PROVIDED RECORDS:

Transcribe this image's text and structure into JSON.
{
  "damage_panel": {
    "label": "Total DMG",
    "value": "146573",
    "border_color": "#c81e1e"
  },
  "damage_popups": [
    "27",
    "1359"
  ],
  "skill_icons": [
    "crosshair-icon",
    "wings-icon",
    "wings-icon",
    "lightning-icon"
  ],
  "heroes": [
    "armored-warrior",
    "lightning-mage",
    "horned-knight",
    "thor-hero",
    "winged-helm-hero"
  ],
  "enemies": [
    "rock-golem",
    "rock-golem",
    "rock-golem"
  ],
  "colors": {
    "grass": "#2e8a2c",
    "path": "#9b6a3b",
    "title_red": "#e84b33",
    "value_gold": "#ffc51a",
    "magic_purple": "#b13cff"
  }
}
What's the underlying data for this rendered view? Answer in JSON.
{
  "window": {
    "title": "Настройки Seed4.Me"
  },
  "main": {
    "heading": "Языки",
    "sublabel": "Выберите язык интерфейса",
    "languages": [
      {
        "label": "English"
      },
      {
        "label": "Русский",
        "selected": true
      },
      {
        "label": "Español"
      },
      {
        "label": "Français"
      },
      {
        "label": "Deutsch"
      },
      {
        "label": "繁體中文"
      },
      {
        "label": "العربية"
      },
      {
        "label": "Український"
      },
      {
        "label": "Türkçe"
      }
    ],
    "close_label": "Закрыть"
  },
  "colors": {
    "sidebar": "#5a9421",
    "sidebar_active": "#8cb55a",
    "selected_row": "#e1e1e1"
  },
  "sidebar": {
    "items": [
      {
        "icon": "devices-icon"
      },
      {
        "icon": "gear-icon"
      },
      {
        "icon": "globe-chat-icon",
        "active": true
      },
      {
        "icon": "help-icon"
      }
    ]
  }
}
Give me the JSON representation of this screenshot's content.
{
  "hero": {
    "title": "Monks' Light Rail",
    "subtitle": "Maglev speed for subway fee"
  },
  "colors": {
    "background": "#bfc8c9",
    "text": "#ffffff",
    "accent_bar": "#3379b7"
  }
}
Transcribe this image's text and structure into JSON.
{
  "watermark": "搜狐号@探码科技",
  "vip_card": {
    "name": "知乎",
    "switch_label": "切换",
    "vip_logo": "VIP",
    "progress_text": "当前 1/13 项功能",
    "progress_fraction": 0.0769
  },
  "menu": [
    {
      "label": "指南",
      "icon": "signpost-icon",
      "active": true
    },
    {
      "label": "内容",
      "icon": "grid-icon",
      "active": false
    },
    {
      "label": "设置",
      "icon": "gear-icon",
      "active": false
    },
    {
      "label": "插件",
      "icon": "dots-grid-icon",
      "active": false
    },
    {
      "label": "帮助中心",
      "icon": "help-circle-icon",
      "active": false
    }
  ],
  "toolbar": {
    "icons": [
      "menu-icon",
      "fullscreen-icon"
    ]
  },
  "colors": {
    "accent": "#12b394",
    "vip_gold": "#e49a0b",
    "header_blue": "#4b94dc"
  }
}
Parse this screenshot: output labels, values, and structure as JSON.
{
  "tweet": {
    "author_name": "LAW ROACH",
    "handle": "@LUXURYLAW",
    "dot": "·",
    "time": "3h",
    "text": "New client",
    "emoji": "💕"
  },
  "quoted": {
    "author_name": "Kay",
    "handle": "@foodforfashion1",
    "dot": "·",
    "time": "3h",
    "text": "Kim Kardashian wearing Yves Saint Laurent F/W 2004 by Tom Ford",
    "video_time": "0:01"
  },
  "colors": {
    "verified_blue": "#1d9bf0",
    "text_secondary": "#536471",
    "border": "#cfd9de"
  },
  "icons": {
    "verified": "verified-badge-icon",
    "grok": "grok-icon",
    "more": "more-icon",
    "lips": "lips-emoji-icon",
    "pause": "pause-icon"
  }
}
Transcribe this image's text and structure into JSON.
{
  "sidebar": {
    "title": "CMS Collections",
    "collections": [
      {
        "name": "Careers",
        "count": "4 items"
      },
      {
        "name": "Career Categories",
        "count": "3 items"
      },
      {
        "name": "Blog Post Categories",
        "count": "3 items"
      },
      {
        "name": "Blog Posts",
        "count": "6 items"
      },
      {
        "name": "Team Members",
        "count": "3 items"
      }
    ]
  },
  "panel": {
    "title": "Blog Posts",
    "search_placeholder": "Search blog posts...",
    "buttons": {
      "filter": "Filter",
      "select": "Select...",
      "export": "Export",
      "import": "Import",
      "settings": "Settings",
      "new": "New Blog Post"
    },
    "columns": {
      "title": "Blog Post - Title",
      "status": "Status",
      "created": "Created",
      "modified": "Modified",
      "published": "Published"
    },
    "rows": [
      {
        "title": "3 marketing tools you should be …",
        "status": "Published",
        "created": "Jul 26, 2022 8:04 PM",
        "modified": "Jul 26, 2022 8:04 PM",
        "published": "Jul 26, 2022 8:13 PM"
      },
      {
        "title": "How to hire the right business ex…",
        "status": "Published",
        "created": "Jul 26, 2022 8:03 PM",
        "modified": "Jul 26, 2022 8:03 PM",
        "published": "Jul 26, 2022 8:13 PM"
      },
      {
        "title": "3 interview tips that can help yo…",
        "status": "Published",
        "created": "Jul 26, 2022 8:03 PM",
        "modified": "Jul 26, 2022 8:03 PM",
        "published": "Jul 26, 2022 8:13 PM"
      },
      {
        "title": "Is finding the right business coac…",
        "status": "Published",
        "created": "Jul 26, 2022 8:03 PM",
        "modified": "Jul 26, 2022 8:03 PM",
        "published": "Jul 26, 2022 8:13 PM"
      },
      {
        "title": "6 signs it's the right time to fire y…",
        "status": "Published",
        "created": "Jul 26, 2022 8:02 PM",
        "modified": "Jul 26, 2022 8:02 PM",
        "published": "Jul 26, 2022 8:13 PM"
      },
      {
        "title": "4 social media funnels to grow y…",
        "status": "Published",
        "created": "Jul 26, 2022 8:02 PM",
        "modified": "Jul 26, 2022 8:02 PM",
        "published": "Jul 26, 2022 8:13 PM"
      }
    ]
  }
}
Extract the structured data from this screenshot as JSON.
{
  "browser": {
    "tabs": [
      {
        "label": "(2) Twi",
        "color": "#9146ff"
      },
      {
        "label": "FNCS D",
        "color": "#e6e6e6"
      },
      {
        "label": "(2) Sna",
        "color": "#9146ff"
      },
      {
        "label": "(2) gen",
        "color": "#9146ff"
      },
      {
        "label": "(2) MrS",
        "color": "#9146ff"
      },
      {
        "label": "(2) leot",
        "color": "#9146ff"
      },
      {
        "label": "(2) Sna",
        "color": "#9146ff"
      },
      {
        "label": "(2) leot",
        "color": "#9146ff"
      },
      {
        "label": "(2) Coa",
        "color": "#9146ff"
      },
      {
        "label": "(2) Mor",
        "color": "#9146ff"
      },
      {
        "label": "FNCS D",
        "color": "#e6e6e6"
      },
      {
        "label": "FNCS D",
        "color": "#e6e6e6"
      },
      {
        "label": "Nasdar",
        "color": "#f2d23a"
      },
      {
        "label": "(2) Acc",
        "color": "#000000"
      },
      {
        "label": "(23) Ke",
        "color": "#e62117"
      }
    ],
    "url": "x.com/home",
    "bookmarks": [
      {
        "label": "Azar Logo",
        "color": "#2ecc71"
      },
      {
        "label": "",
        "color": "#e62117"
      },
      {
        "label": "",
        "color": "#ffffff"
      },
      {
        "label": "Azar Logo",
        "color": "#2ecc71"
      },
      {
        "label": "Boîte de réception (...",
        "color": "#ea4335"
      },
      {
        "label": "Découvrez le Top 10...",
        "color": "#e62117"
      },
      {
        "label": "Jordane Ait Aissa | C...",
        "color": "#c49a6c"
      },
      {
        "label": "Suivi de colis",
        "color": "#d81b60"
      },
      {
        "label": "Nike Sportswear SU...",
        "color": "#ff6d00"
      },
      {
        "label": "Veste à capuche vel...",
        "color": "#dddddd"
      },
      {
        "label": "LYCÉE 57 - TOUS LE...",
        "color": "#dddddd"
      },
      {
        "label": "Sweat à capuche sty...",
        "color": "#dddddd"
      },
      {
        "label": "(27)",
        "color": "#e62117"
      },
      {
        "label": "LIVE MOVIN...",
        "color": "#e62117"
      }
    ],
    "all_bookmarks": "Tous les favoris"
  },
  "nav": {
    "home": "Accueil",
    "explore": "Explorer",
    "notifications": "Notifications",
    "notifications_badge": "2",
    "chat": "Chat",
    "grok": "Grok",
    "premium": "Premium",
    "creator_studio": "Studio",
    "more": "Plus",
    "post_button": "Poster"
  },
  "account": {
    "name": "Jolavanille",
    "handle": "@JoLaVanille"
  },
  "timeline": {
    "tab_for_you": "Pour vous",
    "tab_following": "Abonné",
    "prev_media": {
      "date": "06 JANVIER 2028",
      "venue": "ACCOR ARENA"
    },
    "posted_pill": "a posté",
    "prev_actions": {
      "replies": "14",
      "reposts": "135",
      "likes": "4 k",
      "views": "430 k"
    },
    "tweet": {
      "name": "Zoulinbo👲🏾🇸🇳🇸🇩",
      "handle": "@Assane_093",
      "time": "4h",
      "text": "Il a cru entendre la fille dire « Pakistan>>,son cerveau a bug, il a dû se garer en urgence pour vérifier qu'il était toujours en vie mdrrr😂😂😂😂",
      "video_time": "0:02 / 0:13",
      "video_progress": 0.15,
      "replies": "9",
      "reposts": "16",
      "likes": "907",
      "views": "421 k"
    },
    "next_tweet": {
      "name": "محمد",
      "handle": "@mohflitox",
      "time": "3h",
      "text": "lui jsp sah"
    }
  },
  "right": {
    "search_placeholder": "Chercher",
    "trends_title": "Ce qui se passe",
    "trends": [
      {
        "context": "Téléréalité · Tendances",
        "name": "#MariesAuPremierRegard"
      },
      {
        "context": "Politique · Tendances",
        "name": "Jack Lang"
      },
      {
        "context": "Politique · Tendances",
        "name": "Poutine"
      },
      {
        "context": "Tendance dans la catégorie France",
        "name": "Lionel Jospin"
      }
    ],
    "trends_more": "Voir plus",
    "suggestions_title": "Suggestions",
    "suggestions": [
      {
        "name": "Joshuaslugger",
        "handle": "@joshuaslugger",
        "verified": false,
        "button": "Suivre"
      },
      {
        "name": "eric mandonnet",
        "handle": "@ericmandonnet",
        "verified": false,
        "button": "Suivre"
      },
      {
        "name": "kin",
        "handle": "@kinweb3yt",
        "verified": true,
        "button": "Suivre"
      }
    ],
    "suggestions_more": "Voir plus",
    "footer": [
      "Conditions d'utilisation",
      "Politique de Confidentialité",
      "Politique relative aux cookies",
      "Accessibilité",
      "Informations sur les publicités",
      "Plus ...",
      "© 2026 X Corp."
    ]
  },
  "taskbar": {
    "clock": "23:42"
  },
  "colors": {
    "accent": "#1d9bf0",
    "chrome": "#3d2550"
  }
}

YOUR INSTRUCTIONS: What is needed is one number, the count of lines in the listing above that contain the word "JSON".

EXERCISE OUTPUT: 7